LINCOLN SQUARE, Manhattan (WABC) -- Eyewitness News got a first look inside the renovated David Geffen Hall at Lincoln Center.
The $550 million project took three years while the performance space was gutted and redesigned.
Despite a cost of more than half a billion dollars, the new hall will have less distance between the audience and the stage - and fewer seats.
"This projects really about two things: an extraordinary artistic experience, but also we want to create a new way of welcoming New York to Lincoln Center," said Lincoln Center President and CEO Henry Timms.
Timms was quick to point to an example.
"On this 55-foot media wall, you will able to watch the New York Philharmonic playing upstairs for free downstairs in our lobby," he said.
The hope is to create an intimacy between musicians and listeners - a connection the old hall often seemed to discourage.
In fact, the biggest improvements are not seen, but heard.
"And we always from the start wanted to make sure this sounded extraordinary," Timms said.
Ever since it was built, bad acoustics plagued the hall - but that's no longer true.
"The first moment that the musicians were on the stage, there was this magical moment when the first notes emerged, and you began to hear the extraordinary sounds," Timms said.
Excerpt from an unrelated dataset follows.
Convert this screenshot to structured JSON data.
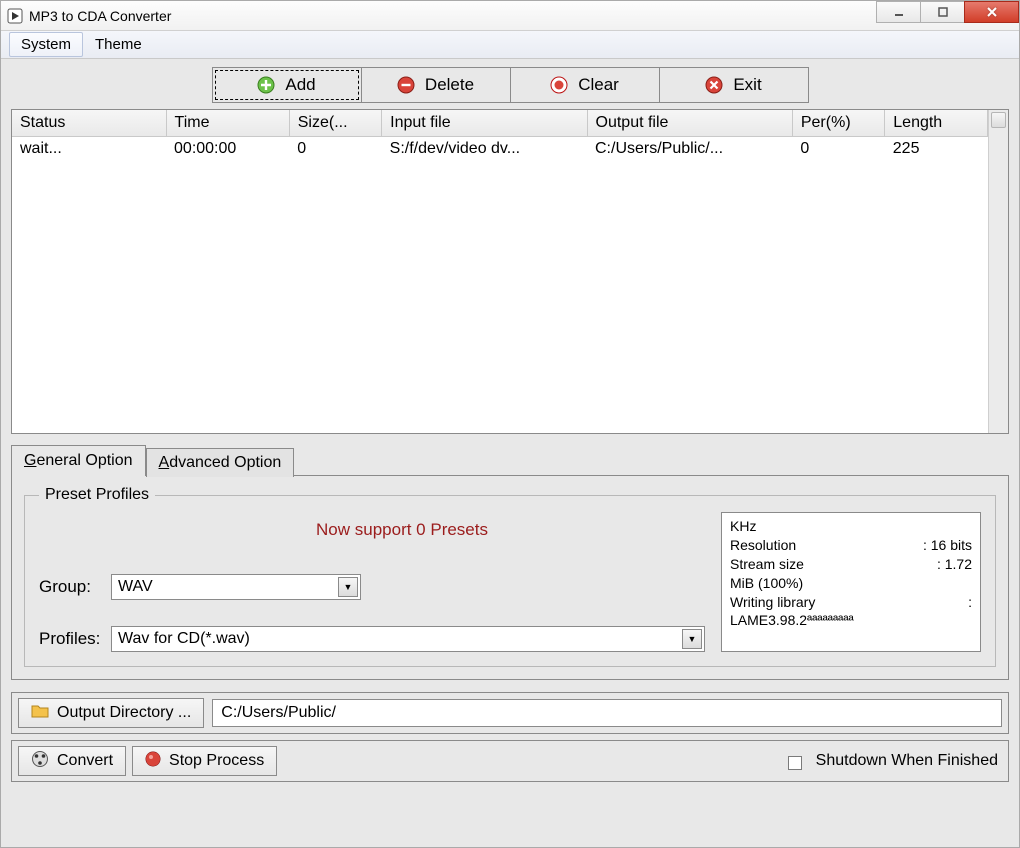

An empty concert hall is just wood, steel and fabric, but what of the music to be played? The management promised a revamp of the programming to make it more accessible and diverse.
"So you're going to hear world music, you're gonna hear rock concerts," Timms said.
It is music to match a more welcoming vibe inside and out.
Lincoln Center is built on the ruins of a community that was leveled to make way for the buildings. San Juan Hill housed thousands of Black and Latino families who were displaced when the wrecking ball arrived.
It's fitting then that a multi-media work called "San Juan Hill" will help to open Geffen Hall on Saturday.
Submit a tip or story idea to Eyewitness News